North Korean leader Kim Jong-un's aunt reappears after six years
26 January 2020
Kim Kyong Hui is seen here on the right, two seats away from Kim Jong-un
The aunt of North Korea's leader Kim Jong-un has been seen in public for the first time since the execution of her husband in 2013.
Kim Kyong-hui is the daughter of North Korea's founder, Kim Il-sung, and sister to former leader Kim Jong-il.
She had not been seen since her husband, Chang Song-thaek, was executed by her nephew for "acts of treachery".
But on Sunday, state media released a photo of her enjoying new year celebrations.
The photo, released by North Korea's state news agency KCNA, showed Kim Kyong-hui seated next to Kim Jong-un and his wife in a crowded theatre in Pyongyang. She was also included in the list of top-ranking officials in attendance.
Oliver Hotham, editor at NK News, which covers events in the reclusive nation, said the reappearance was a surprise.
"Many North Korea watchers had assumed that Kim Kyong-hui had gone into exile or even been killed in the wake of her husband's death," he told Reuters.
Her appearance seated next to the leader suggested she had retained - or regained - significant influence, he added - possibly as an advisor.
"It's also a reminder of how weird and brutal North Korea is, after all she's sitting next to the man who ordered her husband's execution."
Kim Kyong-hui and her husband Chang Song-thaek were major players within the North Korean state at the time of their nephew's ascension to power nearly a decade ago.

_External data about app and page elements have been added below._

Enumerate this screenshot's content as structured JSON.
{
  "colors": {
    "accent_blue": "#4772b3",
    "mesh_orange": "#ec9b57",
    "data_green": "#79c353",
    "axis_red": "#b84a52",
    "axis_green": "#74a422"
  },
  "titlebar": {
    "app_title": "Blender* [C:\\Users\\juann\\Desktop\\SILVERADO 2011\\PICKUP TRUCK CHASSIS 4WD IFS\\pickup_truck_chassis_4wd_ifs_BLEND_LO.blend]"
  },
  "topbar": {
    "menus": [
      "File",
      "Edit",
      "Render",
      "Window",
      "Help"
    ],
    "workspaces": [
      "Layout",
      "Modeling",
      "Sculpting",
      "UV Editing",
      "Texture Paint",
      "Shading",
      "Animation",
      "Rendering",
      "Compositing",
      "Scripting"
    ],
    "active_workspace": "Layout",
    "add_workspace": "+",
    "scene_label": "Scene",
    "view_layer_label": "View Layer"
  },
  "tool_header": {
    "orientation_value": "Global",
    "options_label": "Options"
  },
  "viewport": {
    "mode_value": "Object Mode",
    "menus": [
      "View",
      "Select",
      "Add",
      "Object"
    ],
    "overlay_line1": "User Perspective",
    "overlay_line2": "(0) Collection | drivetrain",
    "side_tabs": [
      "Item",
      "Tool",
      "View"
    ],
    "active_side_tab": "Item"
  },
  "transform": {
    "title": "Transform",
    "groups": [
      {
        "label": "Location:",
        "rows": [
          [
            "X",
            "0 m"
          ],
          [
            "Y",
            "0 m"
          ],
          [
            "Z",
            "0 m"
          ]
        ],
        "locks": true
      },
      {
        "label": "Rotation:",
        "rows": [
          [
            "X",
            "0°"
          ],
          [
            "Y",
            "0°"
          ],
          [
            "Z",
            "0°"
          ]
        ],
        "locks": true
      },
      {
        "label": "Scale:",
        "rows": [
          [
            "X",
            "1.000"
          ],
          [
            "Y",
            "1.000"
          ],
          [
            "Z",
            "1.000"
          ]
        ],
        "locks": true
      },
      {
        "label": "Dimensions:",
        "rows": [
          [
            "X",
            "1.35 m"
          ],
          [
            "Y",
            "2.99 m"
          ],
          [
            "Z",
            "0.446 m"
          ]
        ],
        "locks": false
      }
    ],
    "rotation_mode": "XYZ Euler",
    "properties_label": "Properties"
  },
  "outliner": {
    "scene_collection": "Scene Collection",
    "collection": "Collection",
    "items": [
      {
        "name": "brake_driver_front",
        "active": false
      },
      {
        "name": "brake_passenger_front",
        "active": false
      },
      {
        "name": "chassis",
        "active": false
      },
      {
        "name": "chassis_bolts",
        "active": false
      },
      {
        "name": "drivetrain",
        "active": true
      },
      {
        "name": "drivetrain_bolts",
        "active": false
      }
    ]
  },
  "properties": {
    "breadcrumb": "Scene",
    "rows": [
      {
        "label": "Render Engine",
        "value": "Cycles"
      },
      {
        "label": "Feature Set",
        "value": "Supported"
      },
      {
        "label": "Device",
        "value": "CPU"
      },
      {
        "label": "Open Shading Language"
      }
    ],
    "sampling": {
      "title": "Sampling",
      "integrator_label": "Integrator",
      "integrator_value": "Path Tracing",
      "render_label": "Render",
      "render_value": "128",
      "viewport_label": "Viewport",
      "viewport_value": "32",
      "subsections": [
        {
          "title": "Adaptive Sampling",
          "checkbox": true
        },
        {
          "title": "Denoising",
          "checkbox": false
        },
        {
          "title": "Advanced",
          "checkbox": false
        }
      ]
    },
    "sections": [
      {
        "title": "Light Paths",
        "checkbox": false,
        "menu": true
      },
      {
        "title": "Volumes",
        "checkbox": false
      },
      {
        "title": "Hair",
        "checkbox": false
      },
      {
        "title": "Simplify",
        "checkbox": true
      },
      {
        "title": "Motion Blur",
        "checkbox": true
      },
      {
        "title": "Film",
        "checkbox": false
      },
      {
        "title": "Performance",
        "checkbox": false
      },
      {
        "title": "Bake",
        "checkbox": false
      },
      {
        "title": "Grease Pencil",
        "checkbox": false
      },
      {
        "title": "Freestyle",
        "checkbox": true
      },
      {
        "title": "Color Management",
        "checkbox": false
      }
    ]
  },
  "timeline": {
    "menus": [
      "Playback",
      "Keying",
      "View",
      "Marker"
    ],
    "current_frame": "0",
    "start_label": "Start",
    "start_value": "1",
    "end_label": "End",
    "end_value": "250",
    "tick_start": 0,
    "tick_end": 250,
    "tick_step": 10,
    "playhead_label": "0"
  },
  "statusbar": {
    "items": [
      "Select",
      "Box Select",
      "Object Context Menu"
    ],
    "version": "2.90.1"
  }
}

Mr Kim succeeded his father as leader in 2011, and it was widely believed that Mr Chang was one of his mentors during the transition.
But two years into the new leader's rule, Mr Chang was removed from a meeting by armed guards in dramatic fashion. Official statements claimed he had confessed to plotting to overthrow the state, and that he had been immediately executed.
Many observers of the North Korean state believe he may have been considered a threat to the young leader, and killed as part of a purge.